Disagreement of Medicaid Expansion Hinders Florida’s Budget

Florida Legislature still hasn’t come to an agreement on the state budget due to differing positions on the expansion of Medicaid.

 The Senate budget has a plan to embrace president Obama’s plan to expand Medicaid, while the House budget does not.

The Senate’s version meets the requirements of the Affordable Care Act to receive federal funding for approximately 800,000 uninsured Florida citizens.

For the past two years, the House has been against that plan and countered with a plan that falls short of necessary funding requirements.

Typically, both sides will not agree and once both sides present their ideal budgets, their disagreements are sent to budget conference.  There, a unified budget is established.

Due to the strong opposing views, the budget has yet to be moved to conference.

 “Right now we are in a state of flux. There’s a fiscal divide between the House budget and Senate budget, and we’re at a bit of an impasse on how to close that gap,” says Representative Dwight Bullard, D-Fl. “Until we figure that out we can’t move into conference mode to define what the final budget is going to look like.”

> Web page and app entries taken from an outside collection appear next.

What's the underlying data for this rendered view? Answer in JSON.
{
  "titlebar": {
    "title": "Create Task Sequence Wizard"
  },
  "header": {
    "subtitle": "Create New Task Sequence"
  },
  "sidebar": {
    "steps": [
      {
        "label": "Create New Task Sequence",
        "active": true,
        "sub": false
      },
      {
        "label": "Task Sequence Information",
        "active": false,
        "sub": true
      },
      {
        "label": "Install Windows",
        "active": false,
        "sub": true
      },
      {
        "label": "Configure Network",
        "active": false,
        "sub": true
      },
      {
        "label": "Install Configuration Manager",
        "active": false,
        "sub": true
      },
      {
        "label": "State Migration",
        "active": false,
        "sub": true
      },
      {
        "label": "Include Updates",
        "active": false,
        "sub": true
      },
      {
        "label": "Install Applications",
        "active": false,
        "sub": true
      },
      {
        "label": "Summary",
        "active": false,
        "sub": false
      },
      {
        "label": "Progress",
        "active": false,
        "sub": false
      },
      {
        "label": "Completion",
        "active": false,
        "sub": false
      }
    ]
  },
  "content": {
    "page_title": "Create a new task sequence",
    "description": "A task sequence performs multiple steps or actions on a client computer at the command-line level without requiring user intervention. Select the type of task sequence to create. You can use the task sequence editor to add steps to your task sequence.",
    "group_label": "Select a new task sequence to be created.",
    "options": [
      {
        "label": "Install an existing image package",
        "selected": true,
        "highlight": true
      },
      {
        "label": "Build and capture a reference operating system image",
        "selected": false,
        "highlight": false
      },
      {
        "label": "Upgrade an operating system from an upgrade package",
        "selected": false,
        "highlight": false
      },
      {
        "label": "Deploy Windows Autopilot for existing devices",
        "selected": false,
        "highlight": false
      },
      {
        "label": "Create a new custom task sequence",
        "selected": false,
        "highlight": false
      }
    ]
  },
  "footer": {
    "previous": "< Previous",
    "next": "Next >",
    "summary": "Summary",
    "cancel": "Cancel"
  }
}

The Florida state budget is about $73 billion.  Normally, House and Senate budget disagreements contrast by millions of dollars.  In this situation, Medicaid expansion is a concrete rift that has left them off by billions.

“There’s a five billion dollar difference between the Senate proposed budget and the House proposed budget. Much of that five billion concerns Medicaid expansion,”

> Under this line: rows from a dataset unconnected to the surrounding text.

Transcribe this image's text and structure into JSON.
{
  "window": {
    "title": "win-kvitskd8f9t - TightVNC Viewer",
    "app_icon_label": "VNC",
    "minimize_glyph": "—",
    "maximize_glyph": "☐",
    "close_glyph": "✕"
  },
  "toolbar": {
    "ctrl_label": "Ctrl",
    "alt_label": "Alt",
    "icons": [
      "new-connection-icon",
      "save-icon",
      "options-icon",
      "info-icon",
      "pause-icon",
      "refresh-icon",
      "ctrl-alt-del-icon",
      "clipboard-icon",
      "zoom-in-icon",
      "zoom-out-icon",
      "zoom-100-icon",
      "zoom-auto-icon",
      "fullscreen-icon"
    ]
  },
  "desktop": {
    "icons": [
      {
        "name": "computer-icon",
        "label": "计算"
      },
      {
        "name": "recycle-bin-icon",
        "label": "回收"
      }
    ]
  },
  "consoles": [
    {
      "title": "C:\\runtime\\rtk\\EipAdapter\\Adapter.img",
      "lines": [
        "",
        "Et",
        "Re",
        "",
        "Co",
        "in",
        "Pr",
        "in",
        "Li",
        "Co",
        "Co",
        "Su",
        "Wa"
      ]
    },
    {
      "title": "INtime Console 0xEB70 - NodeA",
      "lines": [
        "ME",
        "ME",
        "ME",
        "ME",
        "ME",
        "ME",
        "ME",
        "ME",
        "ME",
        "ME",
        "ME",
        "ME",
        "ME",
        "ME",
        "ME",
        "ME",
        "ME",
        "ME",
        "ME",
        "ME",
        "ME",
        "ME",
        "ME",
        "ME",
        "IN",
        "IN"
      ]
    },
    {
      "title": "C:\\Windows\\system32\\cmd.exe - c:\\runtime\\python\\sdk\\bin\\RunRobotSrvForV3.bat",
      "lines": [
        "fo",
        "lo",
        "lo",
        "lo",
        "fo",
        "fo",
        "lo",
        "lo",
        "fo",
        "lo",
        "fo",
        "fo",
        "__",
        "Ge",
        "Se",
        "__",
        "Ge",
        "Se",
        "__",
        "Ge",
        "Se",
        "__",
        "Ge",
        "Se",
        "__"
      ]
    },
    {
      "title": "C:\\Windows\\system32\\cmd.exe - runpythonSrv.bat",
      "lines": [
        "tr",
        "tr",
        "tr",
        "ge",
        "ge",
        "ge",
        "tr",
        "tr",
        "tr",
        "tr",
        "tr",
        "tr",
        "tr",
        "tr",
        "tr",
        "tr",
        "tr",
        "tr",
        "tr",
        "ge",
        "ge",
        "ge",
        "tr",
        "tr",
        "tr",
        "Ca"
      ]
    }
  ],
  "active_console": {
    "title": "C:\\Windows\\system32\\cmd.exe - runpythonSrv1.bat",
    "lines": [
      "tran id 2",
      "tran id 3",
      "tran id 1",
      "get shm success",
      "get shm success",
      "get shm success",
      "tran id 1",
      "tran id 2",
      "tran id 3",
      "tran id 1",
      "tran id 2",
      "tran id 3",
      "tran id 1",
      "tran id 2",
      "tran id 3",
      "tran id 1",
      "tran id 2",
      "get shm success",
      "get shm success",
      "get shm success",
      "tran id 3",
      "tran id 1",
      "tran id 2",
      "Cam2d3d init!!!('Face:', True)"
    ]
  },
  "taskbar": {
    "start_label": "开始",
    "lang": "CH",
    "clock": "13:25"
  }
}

said Rep. Darryl Rouson, D-Fl..  “At this point it appears that the sides are not really talking about reasonable compromise or meeting each other.”

House Appropriations Chair and Speaker Designate, Rep. Richard Corcoran has taken a very firm stance in not expanding Medicaid. Due to this stance, the Senate is

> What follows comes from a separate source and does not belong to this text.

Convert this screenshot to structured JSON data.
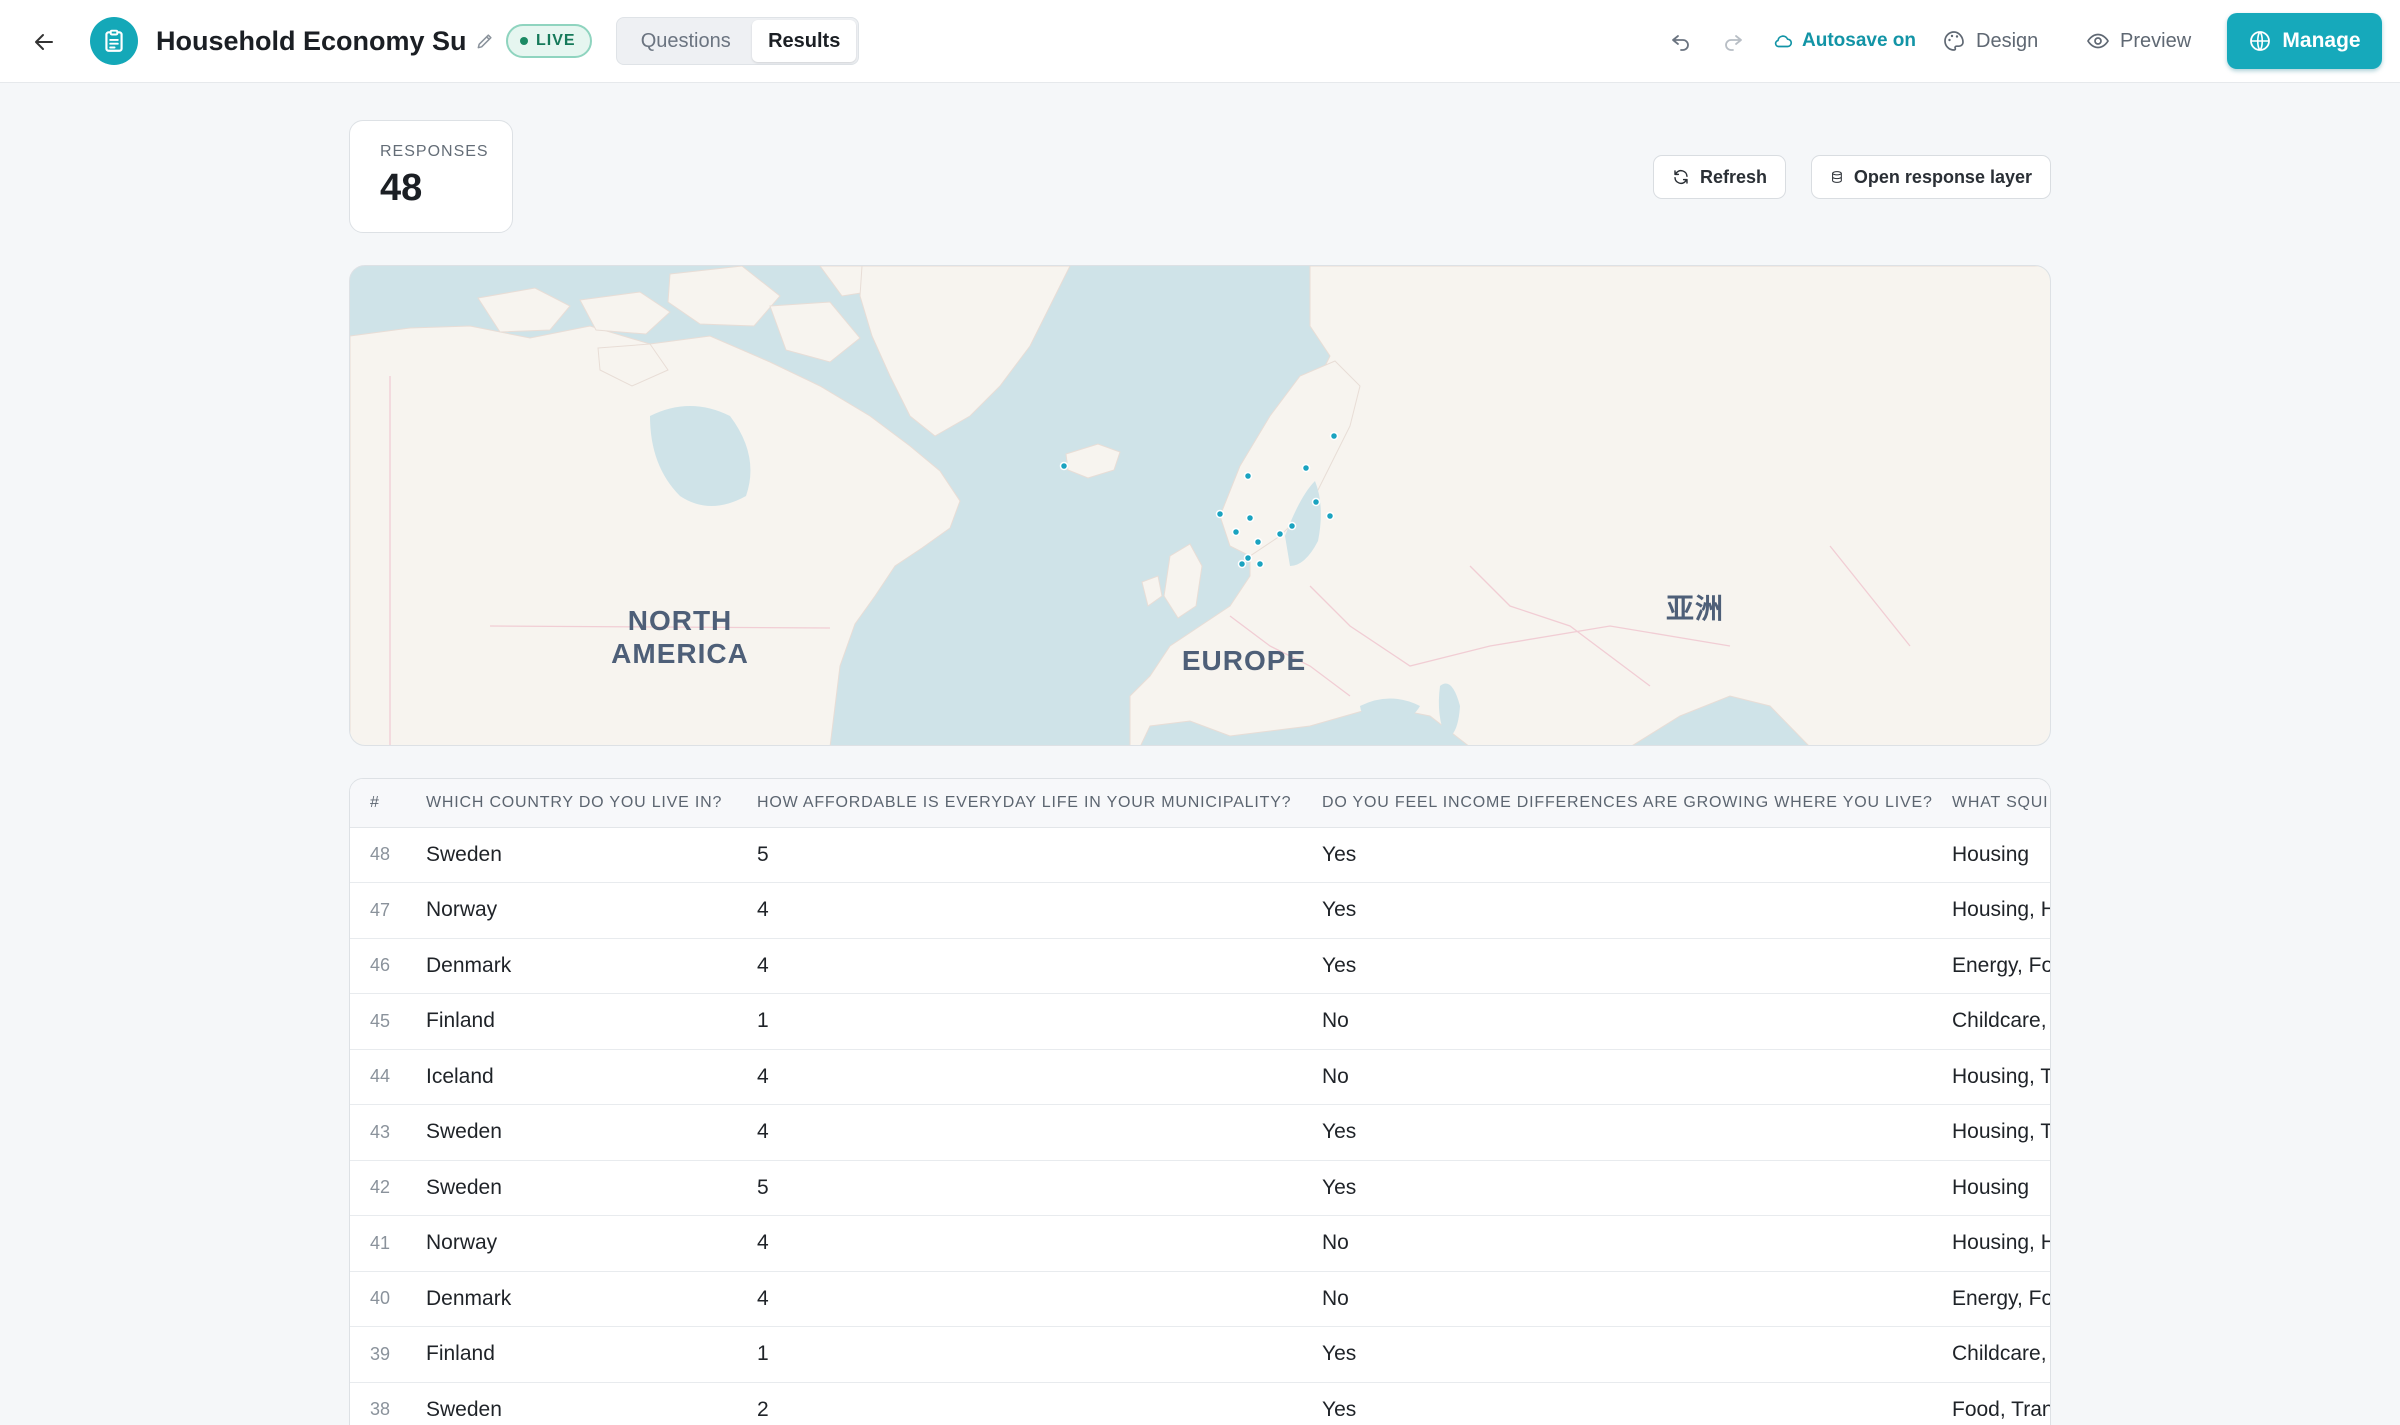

not willing to discuss or even engage the House in trying to negotiate for a full legislature budget to send to Gov. Rick Scott. 

Rep. Bruce Antone, D-Fl., among other house members, believes the budget’s standstill is stemming from personal ideology.

“Corcoran is certainly in the driver’s seat. I tend to think he believes he has a better plan, a more sound, fiscally responsible plan for providing health care,” said Antone.

“However, it’s a plan that only provides health care to about 400, 000 people, versus the Senate plan that would provide for 800,000.”

The constitutional duty for the House and Senate members is to pass a budget each and every year.

 The members have until May 1st to decide and vote on a final budget. 

If no budget is agreed upon by then, session may be extended or it can end and members return for a special session. 

The fiscal year ends June 30, 2015.

 If no budget is passed by then, a continuance will pass to keep funding for three months or can possibly result in a statewide shutdown.